I have come to see Meet the Press with Chuck Todd as the closest thing we have today to the role Johnny Carson’s monologues served in my youth. Namely, the dialogue on Meet the Press serves as a reflecting pool for the core center of the public’s reaction to current events. It is not the force causing the public reaction, but it has become the nation’s de facto mirror for reflecting that reaction.
While watching Meet the Press on Sunday, I sensed that we have crossed a line. Public reaction is beginning to come together behind a clear sense that Trump has been legitimizing and stoking white nationalist hatred. And I doubt the public will have a neutral or modest reaction if this perception of licensing hate hardens.
Mick Mulvaney was a decidedly unpersuasive apologist for what the president has been saying and how Trump has been exploiting racialism leading up to this weekend’s tragic events. The muted reaction from Trump over the weekend and his seeming openness to finally confronting the question of tightened background checks indicates that the president senses that he faces a real problem.
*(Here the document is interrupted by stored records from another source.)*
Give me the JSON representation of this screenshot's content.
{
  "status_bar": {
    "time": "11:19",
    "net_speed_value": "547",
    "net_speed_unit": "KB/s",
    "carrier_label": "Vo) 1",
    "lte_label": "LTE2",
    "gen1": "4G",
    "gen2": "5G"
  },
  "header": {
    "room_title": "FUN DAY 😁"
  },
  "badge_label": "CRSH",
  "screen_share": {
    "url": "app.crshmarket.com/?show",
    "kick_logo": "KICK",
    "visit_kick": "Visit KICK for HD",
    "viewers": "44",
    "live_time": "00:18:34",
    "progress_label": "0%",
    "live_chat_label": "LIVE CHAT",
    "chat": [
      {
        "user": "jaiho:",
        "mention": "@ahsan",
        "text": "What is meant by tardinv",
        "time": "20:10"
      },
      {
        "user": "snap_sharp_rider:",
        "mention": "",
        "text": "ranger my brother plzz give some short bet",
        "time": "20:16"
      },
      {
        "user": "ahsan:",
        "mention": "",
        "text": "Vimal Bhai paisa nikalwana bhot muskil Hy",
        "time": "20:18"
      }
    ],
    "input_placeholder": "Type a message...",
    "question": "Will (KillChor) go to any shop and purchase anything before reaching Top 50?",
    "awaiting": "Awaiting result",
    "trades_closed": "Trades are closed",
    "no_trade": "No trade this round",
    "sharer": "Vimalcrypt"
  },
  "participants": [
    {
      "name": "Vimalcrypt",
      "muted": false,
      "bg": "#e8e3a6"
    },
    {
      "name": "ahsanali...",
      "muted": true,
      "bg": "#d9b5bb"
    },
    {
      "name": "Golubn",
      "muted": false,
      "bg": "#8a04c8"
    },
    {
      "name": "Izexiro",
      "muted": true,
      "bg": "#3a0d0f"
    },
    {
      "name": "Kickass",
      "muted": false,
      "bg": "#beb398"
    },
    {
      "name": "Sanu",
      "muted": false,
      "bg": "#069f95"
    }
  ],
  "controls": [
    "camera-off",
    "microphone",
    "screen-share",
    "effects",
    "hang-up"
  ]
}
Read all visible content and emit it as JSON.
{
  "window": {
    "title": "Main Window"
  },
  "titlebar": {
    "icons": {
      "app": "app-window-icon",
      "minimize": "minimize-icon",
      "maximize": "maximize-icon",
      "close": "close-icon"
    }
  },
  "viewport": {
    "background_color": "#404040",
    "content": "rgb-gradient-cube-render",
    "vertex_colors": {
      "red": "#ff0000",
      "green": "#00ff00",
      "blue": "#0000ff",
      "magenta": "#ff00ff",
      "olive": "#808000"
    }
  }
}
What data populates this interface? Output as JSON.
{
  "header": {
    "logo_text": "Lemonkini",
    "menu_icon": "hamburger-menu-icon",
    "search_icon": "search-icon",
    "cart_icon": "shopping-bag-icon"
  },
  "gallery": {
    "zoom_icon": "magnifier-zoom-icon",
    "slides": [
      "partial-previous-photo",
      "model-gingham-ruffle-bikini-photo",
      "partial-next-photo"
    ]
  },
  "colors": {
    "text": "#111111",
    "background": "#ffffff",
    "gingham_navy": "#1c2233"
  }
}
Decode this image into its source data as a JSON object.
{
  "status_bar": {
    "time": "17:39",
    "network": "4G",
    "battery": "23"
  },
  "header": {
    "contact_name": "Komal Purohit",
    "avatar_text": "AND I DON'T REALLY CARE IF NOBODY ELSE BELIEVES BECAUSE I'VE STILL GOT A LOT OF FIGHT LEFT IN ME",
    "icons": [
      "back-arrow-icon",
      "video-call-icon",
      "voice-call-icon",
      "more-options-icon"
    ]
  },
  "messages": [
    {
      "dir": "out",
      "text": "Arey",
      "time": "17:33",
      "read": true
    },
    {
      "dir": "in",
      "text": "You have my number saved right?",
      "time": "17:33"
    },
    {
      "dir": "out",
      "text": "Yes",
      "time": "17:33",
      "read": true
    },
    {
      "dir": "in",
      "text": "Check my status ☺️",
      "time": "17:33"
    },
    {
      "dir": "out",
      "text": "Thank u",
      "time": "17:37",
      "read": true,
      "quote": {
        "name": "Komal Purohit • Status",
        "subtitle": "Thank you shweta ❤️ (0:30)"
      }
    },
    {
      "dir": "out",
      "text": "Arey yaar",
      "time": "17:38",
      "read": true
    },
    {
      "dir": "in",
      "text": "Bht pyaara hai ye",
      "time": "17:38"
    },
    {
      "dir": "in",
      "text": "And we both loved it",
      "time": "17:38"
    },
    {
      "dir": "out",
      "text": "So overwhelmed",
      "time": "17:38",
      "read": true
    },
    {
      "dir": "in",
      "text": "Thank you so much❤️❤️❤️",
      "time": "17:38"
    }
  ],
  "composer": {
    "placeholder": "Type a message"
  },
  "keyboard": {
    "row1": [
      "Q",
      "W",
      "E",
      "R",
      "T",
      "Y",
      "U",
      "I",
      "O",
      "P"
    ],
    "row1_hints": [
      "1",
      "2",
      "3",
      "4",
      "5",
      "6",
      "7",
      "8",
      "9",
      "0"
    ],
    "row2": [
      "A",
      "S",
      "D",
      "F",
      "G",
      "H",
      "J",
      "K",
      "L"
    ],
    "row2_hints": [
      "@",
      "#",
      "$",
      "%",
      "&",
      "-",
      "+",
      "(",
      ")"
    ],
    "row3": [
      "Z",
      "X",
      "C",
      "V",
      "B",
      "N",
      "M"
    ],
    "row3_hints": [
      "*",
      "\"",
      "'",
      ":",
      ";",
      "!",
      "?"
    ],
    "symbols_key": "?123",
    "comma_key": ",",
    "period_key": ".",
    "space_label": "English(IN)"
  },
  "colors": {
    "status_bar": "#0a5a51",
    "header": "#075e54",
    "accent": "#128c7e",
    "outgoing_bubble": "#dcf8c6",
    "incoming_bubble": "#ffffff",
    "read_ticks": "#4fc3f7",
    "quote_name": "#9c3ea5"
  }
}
George P. Bush made his grandparents proud in speaking against white nationalist terrorism. I think his use of his good name may just resonate at the center of public opinion. Trump may sense something forming here in the minds and hearts of real folks; at least it seemed to influence his tone in Monday’s press conference, when he said, “In one voice, our nation must condemn racism, bigotry, and white supremacy.”
Now it will take a week or so for the polling data to settle in, but one way or the other, the tragedies of this past weekend will burn into public opinion. The El Paso shooting is being investigated as domestic terrorism, and many of the victims were immigrants or of Hispanic background. Coming as it did on the heels of the president’s rhetoric, the weekend’s events are likely to be seen in retrospect as reflecting “send them back” and the “infestation charges” regarding Baltimore. Feelings this deep tend to produce lasting, some might even say, profound reactions from the public.
What President Trump should be worried about is the reaction from the ideological middle of the country. As the recent NBC/WSJ poll of July 7-9 showed this swing bloc is roughly 20 percent of the overall electorate. If these voters, the vital center of the American electorate, come to believe that Donald Trump as president, his rhetoric and political style, have become a threat to public safety, that is a seminal development.
If that reaction takes hold, El Paso could be for Trump what the Tet offensive was for President Johnson. The moment, as Johnson said, when he lost the country was after he lost Walter Cronkite on the reaction to the Tet offensive. Of course, were Trump to rise to the occasion and succeed at beginning the process of binding the nation’s wounds that, too, would impact public opinion and ameliorate the decline in his public prestige.
Most polls have shown Trump’s job approval ratings dropping—before the tragic events of this weekend—toward 40 percent, though other polls show him at the 45 percent to 46 percent level. But events this sharp move public opinion. So it is too early to truly measure the impact of the process Trump began with the “send them back” attacks.
The real point to be made here is very much beyond narrow politics. This is also way beyond ideology and partisan advantage. In the final analysis, this is about what kind of nation and society America wants to be.
Those who angle for narrow or transitory political advantage will miss the seriousness of this moment, whether they be Trump or his Democratic opponents. The American public is likely to make this a watershed moment in our nation’s experiment as the world’s longest and greatest democracy.